Transportation equipment orders fell 5.9 percent, its biggest decline since May. Excluding transportation, new orders were flat.
Most analysts had expected a rebound in overall orders of more than 1 percent for November, likely forecasting a bounce due to the end of a workers strike at General Motors. The strike lasted 40 days over two months and dragged down durable goods orders in September and October.
Orders for motor vehicles and parts did rebound, up 1.9 percent, but it wasn’t enough to offset the large decrease in defense aircraft orders.
Excluding defense, new orders were up 0.8 percent.
Orders for defense aircraft and parts fell 72.7 percent and are down 14 percent the past year.
Demand for commercial aircraft and parts fell 1.8 percent last month and is down 38 percent this year. Boeing had already suspended production of the 737 Max after two crashes that killed 346 people, then said last week it would halt Max production in January as it has become increasingly clear that the company still has numerous regulatory hurdles to clear. It did not say when production would resume. Analysts say the Boeing Max production halt could ding 2020 first quarter GDP by as much 0.5 percent as it ripples through the supply chain.
American manufacturing has been hurt by a prolonged trade war with China and a slowing global economy. So far this year, orders for durable goods, items expected to last at least three years, are down 1.3 percent. The two countries announced a “Phase 1" agreement earlier this month, under which the U.S. will reduce tariffs and China will buy more U.S. farm products. But there are still many issues to be resolved as negotiations continue.
The U.S. economy, which has recently been flashing warning signs of a slowdown, now seems to be finishing the year stronger in spite of the isolated issues at GM and Boeing. Healthy consumer spending, a strong job market and interest rate cuts by the Federal Reserve have helped to offset the damage done by trade disputes.

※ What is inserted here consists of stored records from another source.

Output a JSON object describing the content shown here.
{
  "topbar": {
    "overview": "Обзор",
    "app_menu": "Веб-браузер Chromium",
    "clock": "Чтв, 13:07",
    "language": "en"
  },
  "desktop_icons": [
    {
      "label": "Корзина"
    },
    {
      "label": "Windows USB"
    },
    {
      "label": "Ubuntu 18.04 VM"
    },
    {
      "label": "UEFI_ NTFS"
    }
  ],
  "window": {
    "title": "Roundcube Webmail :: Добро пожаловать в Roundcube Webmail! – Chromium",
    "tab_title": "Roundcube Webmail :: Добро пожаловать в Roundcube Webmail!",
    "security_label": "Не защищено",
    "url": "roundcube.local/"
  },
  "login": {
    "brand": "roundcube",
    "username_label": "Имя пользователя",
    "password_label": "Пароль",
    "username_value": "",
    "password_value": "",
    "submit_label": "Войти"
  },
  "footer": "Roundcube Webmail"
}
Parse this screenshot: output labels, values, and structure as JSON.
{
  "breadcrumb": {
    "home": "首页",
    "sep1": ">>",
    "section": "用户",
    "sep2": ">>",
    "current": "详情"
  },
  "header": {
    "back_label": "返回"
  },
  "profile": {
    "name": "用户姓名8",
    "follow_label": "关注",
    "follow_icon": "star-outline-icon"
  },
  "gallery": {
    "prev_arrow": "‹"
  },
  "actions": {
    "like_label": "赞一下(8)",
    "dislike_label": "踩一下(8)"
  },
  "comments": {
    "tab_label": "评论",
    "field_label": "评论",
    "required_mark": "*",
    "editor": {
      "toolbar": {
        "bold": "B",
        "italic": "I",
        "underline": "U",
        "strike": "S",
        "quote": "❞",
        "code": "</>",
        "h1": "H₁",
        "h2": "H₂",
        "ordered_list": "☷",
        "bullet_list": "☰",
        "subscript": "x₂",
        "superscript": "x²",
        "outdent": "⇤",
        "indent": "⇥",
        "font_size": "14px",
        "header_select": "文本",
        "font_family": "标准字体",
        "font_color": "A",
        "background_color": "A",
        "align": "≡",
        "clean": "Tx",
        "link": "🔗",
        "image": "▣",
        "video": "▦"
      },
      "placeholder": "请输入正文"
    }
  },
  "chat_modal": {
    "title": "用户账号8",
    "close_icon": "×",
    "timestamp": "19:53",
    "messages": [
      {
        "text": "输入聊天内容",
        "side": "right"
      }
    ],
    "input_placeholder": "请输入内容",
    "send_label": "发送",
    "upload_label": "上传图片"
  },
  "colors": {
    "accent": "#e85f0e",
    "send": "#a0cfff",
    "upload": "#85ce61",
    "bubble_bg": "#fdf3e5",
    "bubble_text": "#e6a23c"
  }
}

The Commerce Department said Friday that the gross domestic product — the economy’s total output of goods and services — expanded at a moderate annual rate of 2.1 percent in the July-September quarter.
The brisk pace of spending last month is a sign that consumers, who account for about 70 percent of economic activity, are helping the economy offset drags ranging from President Donald Trump's trade wars to a global economic slump. Many economists are forecasting that the economy is expanding at a decent 2 percent annual rate in the final quarter of the year.